The chili cook-off is amazing, one of two dueling events on the same weekend each November. I opted for the one that traces its heritage back to Texas writer Frank X. Tolbert, whose book A Bowl of Red is the movement’s bible. It says a mouthful about chili culture that my radio interview with the judges was recorded while drinking Republic tequila, Southern Comfort and three brands of beer. And it says a lot about Terlingua that a cowboy who let me take his photo branding a piece of wood and then posing by his chuckwagon with fiddle and bow handed me a card that listed the “Screen Actors Guild.”
I tasted a whole bunch of people’s chili – though nowhere near the 80-plus varieties in competition – and didn’t even stick around to see who won. My heart belongs to Wick Fowler anyway, the late great champion here whose recipe is now sold as a seasoning blend at the supermarket. Wick and I, when it comes to making chili, we’re like this!

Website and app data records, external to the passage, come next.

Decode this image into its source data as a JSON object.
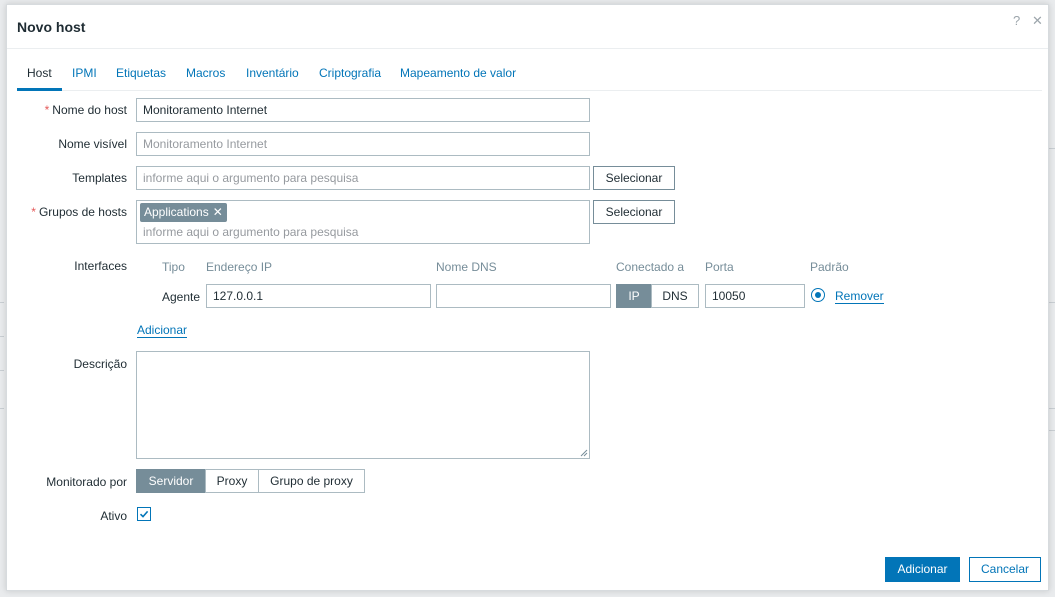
{
  "dialog": {
    "title": "Novo host",
    "help_icon": "?",
    "close_icon": "✕"
  },
  "tabs": [
    {
      "label": "Host",
      "active": true
    },
    {
      "label": "IPMI"
    },
    {
      "label": "Etiquetas"
    },
    {
      "label": "Macros"
    },
    {
      "label": "Inventário"
    },
    {
      "label": "Criptografia"
    },
    {
      "label": "Mapeamento de valor"
    }
  ],
  "form": {
    "host_name": {
      "label": "Nome do host",
      "required": "*",
      "value": "Monitoramento Internet"
    },
    "visible_name": {
      "label": "Nome visível",
      "placeholder": "Monitoramento Internet"
    },
    "templates": {
      "label": "Templates",
      "placeholder": "informe aqui o argumento para pesquisa",
      "button": "Selecionar"
    },
    "host_groups": {
      "label": "Grupos de hosts",
      "required": "*",
      "chips": [
        "Applications"
      ],
      "chip_remove": "✕",
      "placeholder": "informe aqui o argumento para pesquisa",
      "button": "Selecionar"
    },
    "interfaces": {
      "label": "Interfaces",
      "headers": {
        "type": "Tipo",
        "ip": "Endereço IP",
        "dns": "Nome DNS",
        "connect": "Conectado a",
        "port": "Porta",
        "default": "Padrão"
      },
      "rows": [
        {
          "type": "Agente",
          "ip": "127.0.0.1",
          "dns": "",
          "connect_options": [
            "IP",
            "DNS"
          ],
          "connect_selected": "IP",
          "port": "10050",
          "remove": "Remover"
        }
      ],
      "add_link": "Adicionar"
    },
    "description": {
      "label": "Descrição",
      "value": ""
    },
    "monitored_by": {
      "label": "Monitorado por",
      "options": [
        "Servidor",
        "Proxy",
        "Grupo de proxy"
      ],
      "selected": "Servidor"
    },
    "enabled": {
      "label": "Ativo",
      "checked": true
    }
  },
  "footer": {
    "add_button": "Adicionar",
    "cancel_button": "Cancelar"
  },
  "colors": {
    "accent": "#0275b8",
    "segment_active": "#768d99",
    "required": "#e45959"
  }
}
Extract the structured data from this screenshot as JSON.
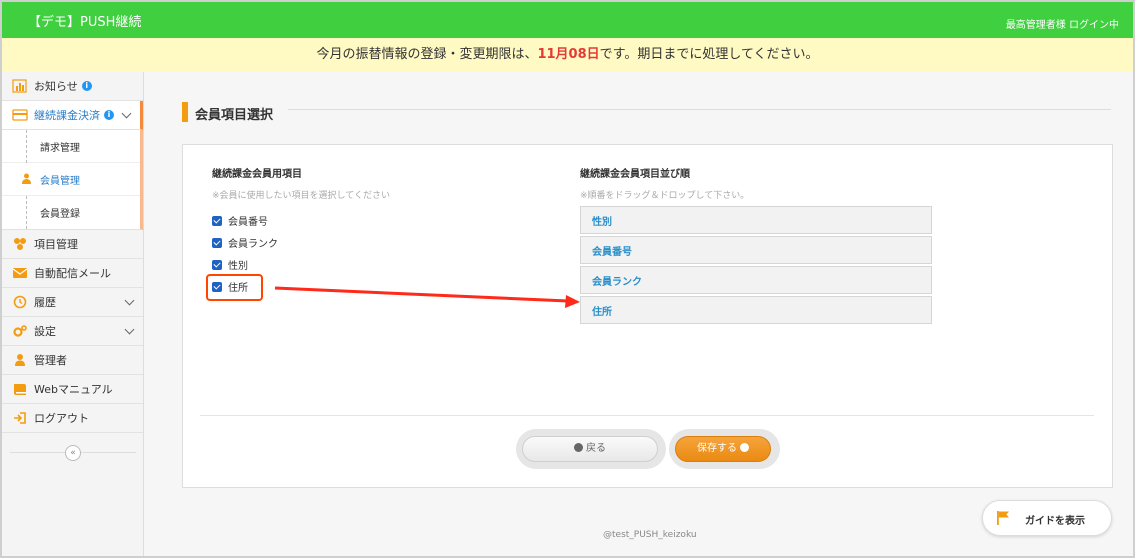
{
  "header": {
    "app_title": "【デモ】PUSH継続",
    "login_status": "最高管理者様 ログイン中"
  },
  "notice": {
    "prefix": "今月の振替情報の登録・変更期限は、",
    "deadline": "11月08日",
    "suffix": "です。期日までに処理してください。",
    "deadline_color": "#e53935"
  },
  "sidebar": {
    "items": [
      {
        "label": "お知らせ",
        "icon": "bar-chart-icon",
        "info": "i"
      },
      {
        "label": "継続課金決済",
        "icon": "card-icon",
        "info": "i"
      },
      {
        "label": "項目管理",
        "icon": "items-icon"
      },
      {
        "label": "自動配信メール",
        "icon": "mail-icon"
      },
      {
        "label": "履歴",
        "icon": "history-icon"
      },
      {
        "label": "設定",
        "icon": "gears-icon"
      },
      {
        "label": "管理者",
        "icon": "person-icon"
      },
      {
        "label": "Webマニュアル",
        "icon": "book-icon"
      },
      {
        "label": "ログアウト",
        "icon": "logout-icon"
      }
    ],
    "subitems": [
      {
        "label": "請求管理"
      },
      {
        "label": "会員管理"
      },
      {
        "label": "会員登録"
      }
    ],
    "collapse": "«"
  },
  "main": {
    "section_title": "会員項目選択",
    "left": {
      "heading": "継続課金会員用項目",
      "hint": "※会員に使用したい項目を選択してください",
      "checkboxes": [
        {
          "label": "会員番号",
          "checked": true
        },
        {
          "label": "会員ランク",
          "checked": true
        },
        {
          "label": "性別",
          "checked": true
        },
        {
          "label": "住所",
          "checked": true
        }
      ]
    },
    "right": {
      "heading": "継続課金会員項目並び順",
      "hint": "※順番をドラッグ＆ドロップして下さい。",
      "order": [
        {
          "label": "性別"
        },
        {
          "label": "会員番号"
        },
        {
          "label": "会員ランク"
        },
        {
          "label": "住所"
        }
      ]
    },
    "buttons": {
      "back": "戻る",
      "save": "保存する"
    },
    "footer": "@test_PUSH_keizoku",
    "guide": "ガイドを表示"
  },
  "colors": {
    "header_green": "#3fcf3f",
    "accent_orange": "#f39c12",
    "link_blue": "#2a8fc9",
    "annotation_red": "#ff3b1f"
  }
}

The trip to visit Wendy Lynn Wright in Casa Piedra was every bit as memorable. Only the first seven miles were on a real state highway, branching out from there on a semi-paved ranch road that after 25 miles stopped being semi-paved. After that, it was a cleared track that didn’t quite exist to a town that didn’t exist anymore. Between my Jeep’s GPS, which kept telling me to turn where there was only barbed wire, and Wendy’s directions scribbled onto the back of an envelope, l made it. Wendy fixed me hot peppermint tea and we sat outside making radio about the life that brought her from Syracuse, N.Y., to what little remains of Casa Piedra, Texas. To see some of Wendy’s landscapes, go to www.wendylynnwright.com.

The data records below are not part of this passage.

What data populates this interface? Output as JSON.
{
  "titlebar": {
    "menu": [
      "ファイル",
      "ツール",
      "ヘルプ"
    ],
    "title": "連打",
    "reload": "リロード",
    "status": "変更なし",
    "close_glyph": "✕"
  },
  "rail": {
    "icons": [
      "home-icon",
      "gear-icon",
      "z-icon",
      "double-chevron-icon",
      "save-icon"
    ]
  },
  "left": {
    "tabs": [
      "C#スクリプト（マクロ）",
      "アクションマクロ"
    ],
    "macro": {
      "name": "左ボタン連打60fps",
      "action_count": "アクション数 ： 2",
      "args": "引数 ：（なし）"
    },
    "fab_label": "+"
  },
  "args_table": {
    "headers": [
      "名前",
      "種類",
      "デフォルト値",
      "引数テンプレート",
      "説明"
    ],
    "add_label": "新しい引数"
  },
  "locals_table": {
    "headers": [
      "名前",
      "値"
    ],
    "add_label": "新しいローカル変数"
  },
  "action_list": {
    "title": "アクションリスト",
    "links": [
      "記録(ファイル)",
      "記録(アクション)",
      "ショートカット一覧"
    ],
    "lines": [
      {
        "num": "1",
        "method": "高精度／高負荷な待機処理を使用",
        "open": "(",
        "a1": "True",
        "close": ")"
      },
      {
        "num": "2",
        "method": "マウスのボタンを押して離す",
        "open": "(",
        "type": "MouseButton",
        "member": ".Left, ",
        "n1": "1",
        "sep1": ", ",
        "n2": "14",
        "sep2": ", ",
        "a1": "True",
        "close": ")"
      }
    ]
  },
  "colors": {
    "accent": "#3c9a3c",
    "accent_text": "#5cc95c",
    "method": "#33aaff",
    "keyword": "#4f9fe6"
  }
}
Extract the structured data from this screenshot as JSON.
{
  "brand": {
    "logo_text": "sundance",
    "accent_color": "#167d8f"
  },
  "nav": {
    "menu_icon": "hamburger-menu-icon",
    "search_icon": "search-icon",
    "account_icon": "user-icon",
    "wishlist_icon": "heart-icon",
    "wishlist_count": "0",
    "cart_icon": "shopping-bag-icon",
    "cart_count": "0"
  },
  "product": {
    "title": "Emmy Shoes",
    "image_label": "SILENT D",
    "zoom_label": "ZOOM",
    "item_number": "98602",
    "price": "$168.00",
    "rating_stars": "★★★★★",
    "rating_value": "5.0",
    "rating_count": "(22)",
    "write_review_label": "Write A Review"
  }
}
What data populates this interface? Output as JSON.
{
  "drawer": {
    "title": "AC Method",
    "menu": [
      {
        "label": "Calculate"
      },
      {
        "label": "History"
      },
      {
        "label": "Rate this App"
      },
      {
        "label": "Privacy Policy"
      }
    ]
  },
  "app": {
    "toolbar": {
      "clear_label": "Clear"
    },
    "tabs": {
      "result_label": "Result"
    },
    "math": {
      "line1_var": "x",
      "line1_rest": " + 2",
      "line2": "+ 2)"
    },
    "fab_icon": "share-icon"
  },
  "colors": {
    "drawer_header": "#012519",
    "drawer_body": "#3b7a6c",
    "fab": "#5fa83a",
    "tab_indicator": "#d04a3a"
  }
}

Finally, day after day and night after night, staying at a friend’s casita on the northwest corner of Marfa, my mission became clear. I had come west to cover the Terlingua chili cook-off primarily because that’s the opening scene of my third mystery novel. But why, I asked myself repeatedly, should I get all serious about writing Book 3 (Marfa Blues) when Book 1 (Marfa Shadows) won’t be published until April, and Book 2 (Marfa Rocks) is still just a manuscript in my editor’s hands?
The third book, naturally, features my triumvirate of heroes: Chef Brett, owner of the hip Mesquite restaurant in Marfa, his love interest Meridyth (a local knockout who went to Hollywood and became a movie star) and Brett’s oversized, ever-firearmed “Tonto on steroids” Jud. The plot of Blues concerns the gruesome murder of Texas music icon T.J. “Rattlesnake” Garcia, famous for his 1963 hit “Nothin’ ‘Bout Texas,” who lived as a recluse in Terlingua with some dark secrets indeed. There was also an ex-wife spending his royalties in far-off Manhattan, I slowly came to understand, and oh I know, a daughter who’s a landscape artist – at the end of a long, dusty road in, of course, Casa Piedra.
Early one morning, inspired by the warmth, the comfort and the lovely views from my casita, I got up and did the one thing I’d told myself not to do. I started writing Marfa Blues: “Still half-asleep, Meridyth Morgan and I made love just after sunrise in my new house at the northwest corner of town – a low-lying stucco the color of Dijon mustard with a view across rolling ranchlands to the Davis Mountains. And then we ate cornflakes and milk.”
Really, why write fiction at all if you don’t desperately want to make stuff up?